RECORDS FOR THE TASK.
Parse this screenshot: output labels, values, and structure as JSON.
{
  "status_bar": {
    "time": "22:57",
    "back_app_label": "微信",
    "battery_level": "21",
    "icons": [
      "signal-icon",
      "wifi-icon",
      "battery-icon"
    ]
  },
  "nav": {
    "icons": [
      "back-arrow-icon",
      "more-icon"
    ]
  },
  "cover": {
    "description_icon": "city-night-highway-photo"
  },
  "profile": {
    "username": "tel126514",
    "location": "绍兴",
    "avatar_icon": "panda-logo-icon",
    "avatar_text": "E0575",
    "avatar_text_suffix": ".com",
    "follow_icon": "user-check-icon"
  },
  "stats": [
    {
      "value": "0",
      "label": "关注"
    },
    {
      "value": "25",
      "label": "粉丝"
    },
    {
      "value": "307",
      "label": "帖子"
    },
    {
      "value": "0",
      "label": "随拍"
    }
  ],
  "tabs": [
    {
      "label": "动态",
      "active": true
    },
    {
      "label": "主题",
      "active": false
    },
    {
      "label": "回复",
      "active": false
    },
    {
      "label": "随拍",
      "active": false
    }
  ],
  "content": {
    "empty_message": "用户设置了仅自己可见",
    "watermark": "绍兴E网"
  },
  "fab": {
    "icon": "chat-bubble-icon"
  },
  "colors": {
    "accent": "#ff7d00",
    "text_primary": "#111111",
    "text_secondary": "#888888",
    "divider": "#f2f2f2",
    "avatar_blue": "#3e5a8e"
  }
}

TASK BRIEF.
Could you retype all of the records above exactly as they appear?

RESPONSE.
Parse this screenshot: output labels, values, and structure as JSON.
{
  "status_bar": {
    "time": "22:57",
    "back_app_label": "微信",
    "battery_level": "21",
    "icons": [
      "signal-icon",
      "wifi-icon",
      "battery-icon"
    ]
  },
  "nav": {
    "icons": [
      "back-arrow-icon",
      "more-icon"
    ]
  },
  "cover": {
    "description_icon": "city-night-highway-photo"
  },
  "profile": {
    "username": "tel126514",
    "location": "绍兴",
    "avatar_icon": "panda-logo-icon",
    "avatar_text": "E0575",
    "avatar_text_suffix": ".com",
    "follow_icon": "user-check-icon"
  },
  "stats": [
    {
      "value": "0",
      "label": "关注"
    },
    {
      "value": "25",
      "label": "粉丝"
    },
    {
      "value": "307",
      "label": "帖子"
    },
    {
      "value": "0",
      "label": "随拍"
    }
  ],
  "tabs": [
    {
      "label": "动态",
      "active": true
    },
    {
      "label": "主题",
      "active": false
    },
    {
      "label": "回复",
      "active": false
    },
    {
      "label": "随拍",
      "active": false
    }
  ],
  "content": {
    "empty_message": "用户设置了仅自己可见",
    "watermark": "绍兴E网"
  },
  "fab": {
    "icon": "chat-bubble-icon"
  },
  "colors": {
    "accent": "#ff7d00",
    "text_primary": "#111111",
    "text_secondary": "#888888",
    "divider": "#f2f2f2",
    "avatar_blue": "#3e5a8e"
  }
}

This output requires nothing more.